The European Parliament has approved in full today the law on public disclosure of data on ship efficiency, sustainable transport group Transport & Environment (T&E) informed.
“The public disclosure of fuel efficiency data will enhance competition for the best ships and routes, which in turn will trigger market forces that will result in fuel savings. The measure is a stepping stone to CO2 targets that will start delivering much-needed cuts to shipping’s ever-growing emissions,” T&E said commenting on the decision.
The Monitoring Reporting and Verification (MRV) regulation will require ship operators to publicly report information on the environmental performance of ships.
Cargo owners and ship operators have been crying out for efficiency data, as the more cargo a ship can carry using the same amount of fuel, the more efficient, cleaner and cheaper the service.
However, according to T&E, fuel efficiency improvements will be offset by the increase in transport demand. In its latest greenhouse gas (GHG) study the UN’s shipping body, the IMO, projects a 50 to 250% rise in shipping emissions by 2050.
“This law is expected to produce a virtuous circle of increased transparency, increased competition and greater fuel efficiency. But this is where our cheering stops. Given that the sector’s rapid growth is set to outstrip efficiency gains, only CO2 targets under the EU’s 2030 plan and Energy Union can deliver actual emissions cuts,” commented Sotiris Raptis, clean shipping officer at T&E.

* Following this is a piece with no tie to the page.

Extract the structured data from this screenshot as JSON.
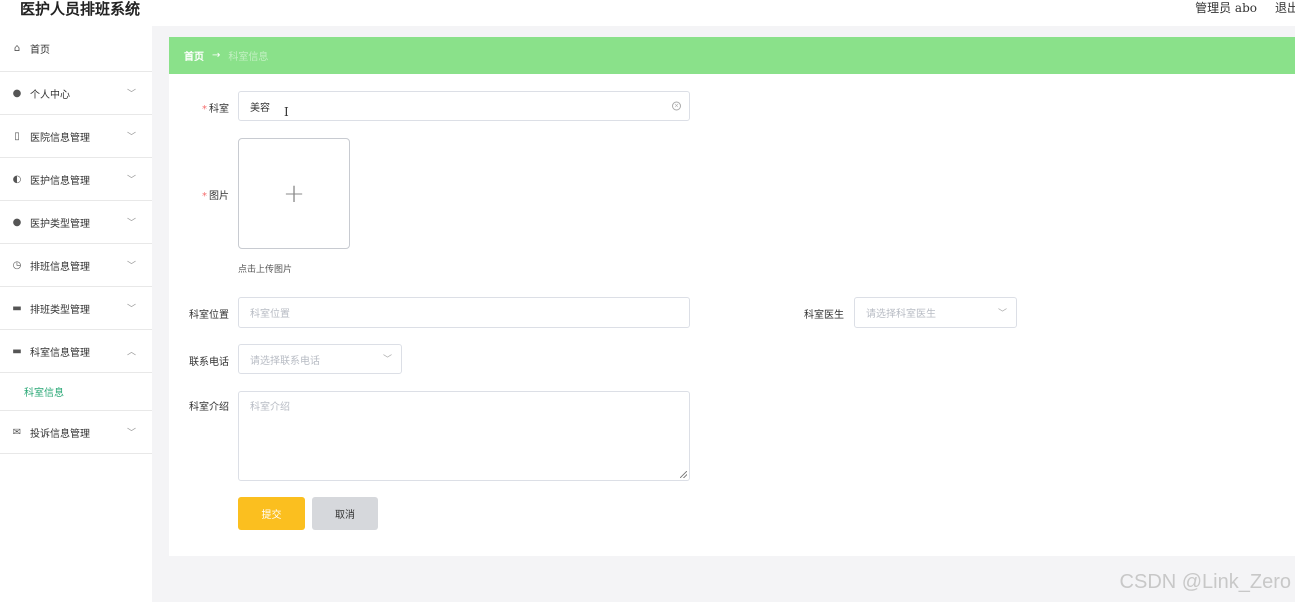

EU governments will have an opportunity to support a global CO2 target for the sector when the IMO’s environment committee (MEPC) debates a submission from the Marshall Islands in two weeks time.
“The Marshall Islands, the existence of which is threatened by rising sea levels, has called for a global reduction target on maritime carbon emissions. When the holders of the world’s third largest shipping registry can see the existential threat posed by rising shipping emissions, it’s time for European nations to step up to the plate and support definitive action at the IMO,” Raptis concluded.
Currently ships are responsible for over 3% of global greenhouse gas (GHG) emissions. If these emissions were reported as a country, maritime transport would be Europe’s eighth largest emitter. According to the latest IMO study on GHG emissions from ships, under a business-as-usual scenario, shipping could represent 10% of global GHG emissions by 2050.
Chairman of the International Chamber of Shipping, Masamichi Morooka, warned of the implications of the EU’s decision to pre-empt the current IMO negotiations on a global data collection on shipping’s CO2 emissions by adopting a unilateral, regional RMV of individual ship emissions, which will also apply to non-EU flag ships trading to Europe, saying that the initiative might be seen by non-EU nations as an attempt to present them with a done deal.